Emergence of the Irish Mob in the United States

New York’s streets were in mayhem caused by some notorious Irish mob gangs such as the ‘The Westies’. Howe Winter of Boston’s Northend led ‘Winter Hill Gang’ was also equally dreaded. A dangerous mobster named Whitey Bulger had not just infiltrated the RBI ranks, but also is considered to be at large, being on the most wanted list of the FBI. ‘The Westies’ infamous leader, Jimmy Coonan had become a legendary,  who as a teenager had stood at the tenement building’s top and fired at Mickey Spillane, the rival gang leader indiscriminately and his men. They were all considered to be the most feared of all criminal Irish men living in America.

The Irish Mob’s origin

The Irish immigrants had entered American city with a hope to make it big. However, upon arrival they lacked the necessary infrastructure and also not welcomed by the city. Hence, they had to fall back to tribal cohesiveness, which their rural communities had governed way back in Ireland. This is how their problem had been addressed to, for taking care of the survival requirements. Although they lacked in status as new comers, it was their strength in numbers, which worked towards their advantage. This way, they could focus power on political level, through the Democratic Party.

Dominance towards developing trade

This political style became a prototype in New York with the Tammany Machine. Bosses Croker and Tweed oversaw the tightly controlled organizations, which offered favors in the form of social services, clothing, food, against votes. Once they got into power, for kick backs, they exchanged jobs. Patronage jobs largely were in construction and law enforcement, contributing to the Irish dominance in developing trades.
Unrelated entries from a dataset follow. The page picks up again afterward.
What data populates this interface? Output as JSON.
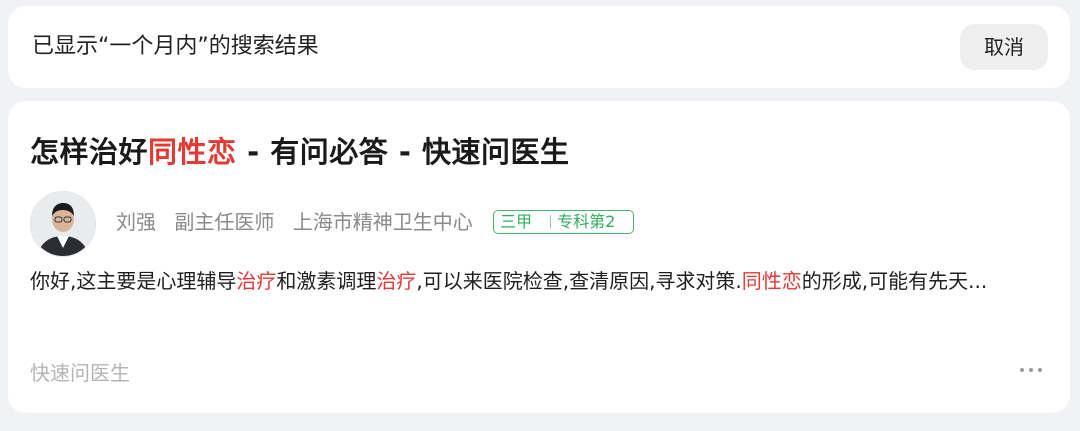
{
  "filter": {
    "text": "已显示“一个月内”的搜索结果",
    "cancel_label": "取消"
  },
  "result": {
    "title_pre": "怎样治好",
    "title_hl": "同性恋",
    "title_post": " - 有问必答 - 快速问医生",
    "author": {
      "name": "刘强",
      "title": "副主任医师",
      "hospital": "上海市精神卫生中心",
      "badge_level": "三甲",
      "badge_rank": "专科第2"
    },
    "snippet": {
      "p1": "你好,这主要是心理辅导",
      "h1": "治疗",
      "p2": "和激素调理",
      "h2": "治疗",
      "p3": ",可以来医院检查,查清原因,寻求对策.",
      "h3": "同性恋",
      "p4": "的形成,可能有先天..."
    },
    "source": "快速问医生"
  },
  "colors": {
    "highlight": "#e53935",
    "badge_green": "#2fae5c",
    "muted": "#8a8a8a"
  },
  "icons": {
    "more": "more-dots-icon"
  }
}
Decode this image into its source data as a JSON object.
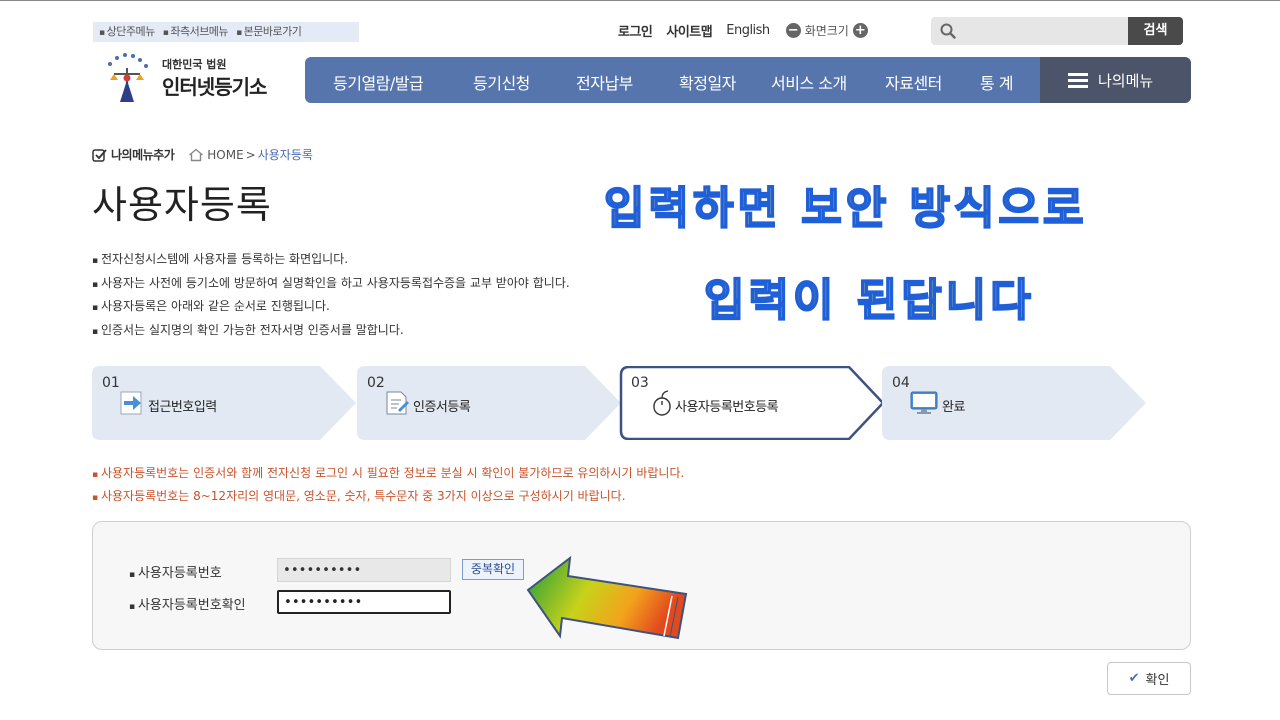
{
  "skip_links": [
    "상단주메뉴",
    "좌측서브메뉴",
    "본문바로가기"
  ],
  "util": {
    "login": "로그인",
    "sitemap": "사이트맵",
    "english": "English",
    "zoom_label": "화면크기",
    "zoom_minus": "−",
    "zoom_plus": "+"
  },
  "search": {
    "value": "",
    "button": "검색"
  },
  "logo": {
    "line1": "대한민국 법원",
    "line2": "인터넷등기소"
  },
  "gnb": [
    "등기열람/발급",
    "등기신청",
    "전자납부",
    "확정일자",
    "서비스 소개",
    "자료센터",
    "통 계"
  ],
  "my_menu": "나의메뉴",
  "breadcrumb": {
    "add_menu": "나의메뉴추가",
    "home": "HOME",
    "sep": ">",
    "current": "사용자등록"
  },
  "page_title": "사용자등록",
  "overlay": {
    "line1": "입력하면 보안 방식으로",
    "line2": "입력이 된답니다"
  },
  "description": [
    "전자신청시스템에 사용자를 등록하는 화면입니다.",
    "사용자는 사전에 등기소에 방문하여 실명확인을 하고 사용자등록접수증을 교부 받아야 합니다.",
    "사용자등록은 아래와 같은 순서로 진행됩니다.",
    "인증서는 실지명의 확인 가능한 전자서명 인증서를 말합니다."
  ],
  "steps": [
    {
      "num": "01",
      "label": "접근번호입력",
      "icon": "arrow-right-icon",
      "active": false
    },
    {
      "num": "02",
      "label": "인증서등록",
      "icon": "document-edit-icon",
      "active": false
    },
    {
      "num": "03",
      "label": "사용자등록번호등록",
      "icon": "mouse-icon",
      "active": true
    },
    {
      "num": "04",
      "label": "완료",
      "icon": "monitor-icon",
      "active": false
    }
  ],
  "notes": [
    "사용자등록번호는 인증서와 함께 전자신청 로그인 시 필요한 정보로 분실 시 확인이 불가하므로 유의하시기 바랍니다.",
    "사용자등록번호는 8~12자리의 영대문, 영소문, 숫자, 특수문자 중 3가지 이상으로 구성하시기 바랍니다."
  ],
  "form": {
    "reg_no_label": "사용자등록번호",
    "reg_no_value": "••••••••••",
    "dup_check": "중복확인",
    "reg_no_confirm_label": "사용자등록번호확인",
    "reg_no_confirm_value": "••••••••••"
  },
  "confirm_button": "확인",
  "colors": {
    "gnb": "#5775ad",
    "my_menu": "#4b5468",
    "step_bg": "#e3e9f3",
    "step_active_border": "#3d5281",
    "note_text": "#c9522a",
    "overlay_fill": "#ffe14a",
    "overlay_stroke": "#1f5fd8"
  }
}
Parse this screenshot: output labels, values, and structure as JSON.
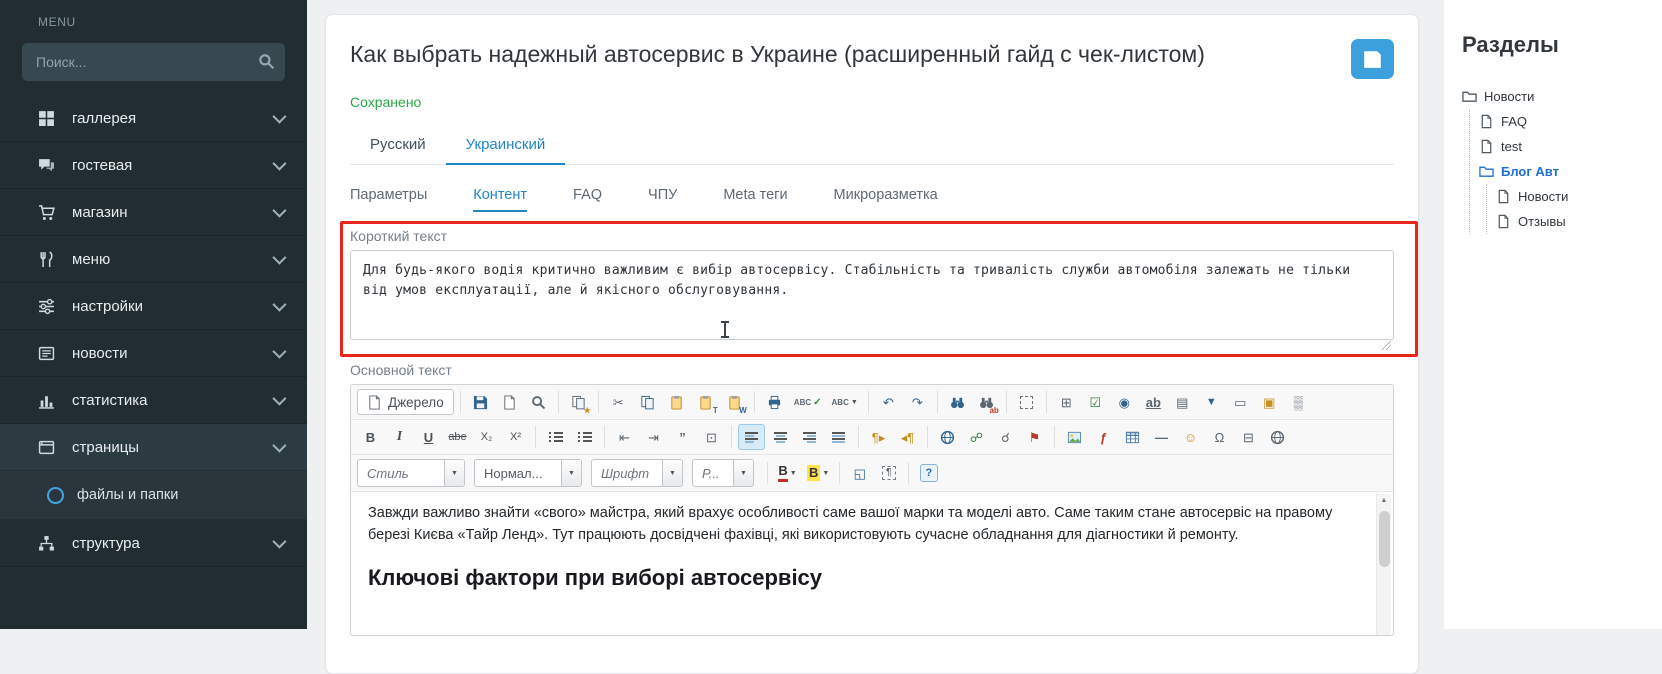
{
  "sidebar": {
    "menu_label": "MENU",
    "search_placeholder": "Поиск...",
    "items": [
      {
        "label": "галлерея"
      },
      {
        "label": "гостевая"
      },
      {
        "label": "магазин"
      },
      {
        "label": "меню"
      },
      {
        "label": "настройки"
      },
      {
        "label": "новости"
      },
      {
        "label": "статистика"
      },
      {
        "label": "страницы"
      },
      {
        "label": "структура"
      }
    ],
    "subitem_label": "файлы и папки"
  },
  "header": {
    "title": "Как выбрать надежный автосервис в Украине (расширенный гайд с чек-листом)",
    "status": "Сохранено"
  },
  "language_tabs": [
    {
      "label": "Русский"
    },
    {
      "label": "Украинский"
    }
  ],
  "content_tabs": [
    {
      "label": "Параметры"
    },
    {
      "label": "Контент"
    },
    {
      "label": "FAQ"
    },
    {
      "label": "ЧПУ"
    },
    {
      "label": "Meta теги"
    },
    {
      "label": "Микроразметка"
    }
  ],
  "short_text": {
    "label": "Короткий текст",
    "value": "Для будь-якого водія критично важливим є вибір автосервісу. Стабільність та тривалість служби автомобіля залежать не тільки від умов експлуатації, але й якісного обслуговування."
  },
  "editor": {
    "label": "Основной текст",
    "source_label": "Джерело",
    "dropdowns": {
      "style": "Стиль",
      "format": "Нормал...",
      "font": "Шрифт",
      "size": "Р..."
    },
    "glyphs": {
      "caret": "▼",
      "star": "★",
      "cut": "✂",
      "pasteT": "T",
      "pasteW": "W",
      "spell": "ABC",
      "check": "✓",
      "undo": "↶",
      "redo": "↷",
      "form": "⊞",
      "checkbox": "☑",
      "radio": "◉",
      "textfield": "ab",
      "textareaIco": "▤",
      "selectfield": "▼",
      "buttonfield": "▭",
      "imagebutton": "▣",
      "hiddenfield": "▒",
      "bold": "B",
      "italic": "I",
      "underline": "U",
      "strike": "abe",
      "sub": "X₂",
      "sup": "X²",
      "outdent": "⇤",
      "indent": "⇥",
      "blockquote": "”",
      "creatediv": "⊡",
      "ltr": "¶▸",
      "rtl": "◂¶",
      "link": "☍",
      "unlink": "☌",
      "anchor": "⚑",
      "flash": "ƒ",
      "hr": "—",
      "smiley": "☺",
      "specialchar": "Ω",
      "pagebreak": "⊟",
      "maximize": "◱",
      "showblocks": "¶",
      "about": "?",
      "sb_up": "▲"
    },
    "content": {
      "paragraph": "Завжди важливо знайти «свого» майстра, який врахує особливості саме вашої марки та моделі авто. Саме таким стане автосервіс на правому березі Києва «Тайр Ленд». Тут працюють досвідчені фахівці, які використовують сучасне обладнання для діагностики й ремонту.",
      "heading": "Ключові фактори при виборі автосервісу"
    }
  },
  "sections": {
    "title": "Разделы",
    "items": [
      {
        "label": "Новости"
      },
      {
        "label": "FAQ"
      },
      {
        "label": "test"
      },
      {
        "label": "Блог Авт"
      },
      {
        "label": "Новости"
      },
      {
        "label": "Отзывы"
      }
    ]
  },
  "colors": {
    "accent_blue": "#2086c8",
    "save_button_blue": "#3ba0dc",
    "saved_green": "#27a844",
    "annotation_red": "#e8261d",
    "sidebar_bg": "#222d32"
  }
}
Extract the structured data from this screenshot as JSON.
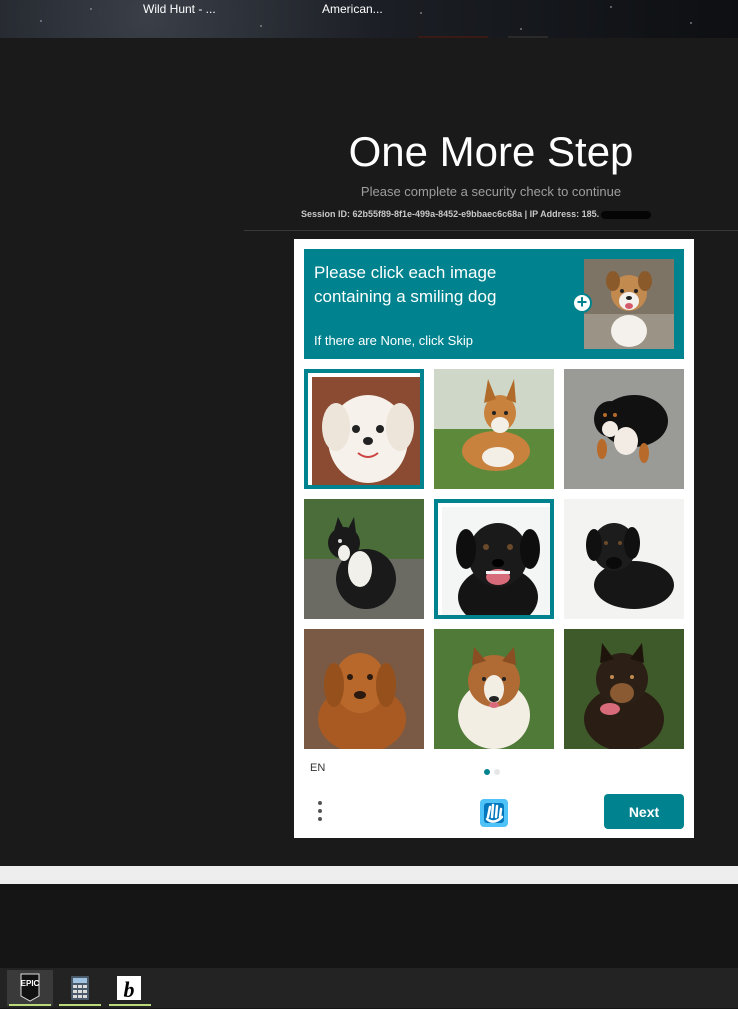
{
  "desktop": {
    "items": [
      "Wild Hunt - ...",
      "American..."
    ]
  },
  "page": {
    "title": "One More Step",
    "subtitle": "Please complete a security check to continue",
    "session_text": "Session ID: 62b55f89-8f1e-499a-8452-e9bbaec6c68a | IP Address: 185."
  },
  "captcha": {
    "prompt_line": "Please click each image containing a smiling dog",
    "skip_hint": "If there are None, click Skip",
    "language": "EN",
    "next_label": "Next",
    "page_indicator": {
      "current": 1,
      "total": 2
    },
    "images": [
      {
        "desc": "white fluffy dog",
        "selected": true
      },
      {
        "desc": "corgi on grass",
        "selected": false
      },
      {
        "desc": "tricolor dog",
        "selected": false
      },
      {
        "desc": "black and white dog sitting",
        "selected": false
      },
      {
        "desc": "black labrador smiling",
        "selected": true
      },
      {
        "desc": "black dog lying",
        "selected": false
      },
      {
        "desc": "golden retriever",
        "selected": false
      },
      {
        "desc": "sheltie",
        "selected": false
      },
      {
        "desc": "brown and black dog",
        "selected": false
      }
    ],
    "accent_color": "#00838f"
  },
  "taskbar": {
    "apps": [
      {
        "name": "epic-games",
        "label": "EPIC"
      },
      {
        "name": "calculator",
        "label": ""
      },
      {
        "name": "bing",
        "label": "b"
      }
    ]
  }
}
During this time, the Irish stereotype police officer had become popular. Although eh machine organizations were noticed to be corrupt, they did offer the immigrant communities with necessary services.

Choosing the alternative path

Some immigrants had become cops to take care of their tough conditions, while many selected the alternative path to becoming a mob. The chaos resulting from the fast growing cities of the United States helped the Irish mob in making quick money. They relied upon their old community loyalty and family tradition, combined with rural terrorism. They also organized prostitution, gambling, protection rackets among urban immigrant communities.

Even after not achieving much success, they did survive to enter the 20th century. This mob operated in several cities, mostly in Chicago and Boston along with the Mafia families. With more Irish families slowly moving into middle class segments, the opportunities and support network that was once availed from the insular immigrant community was lost by the mob and it slowly died out.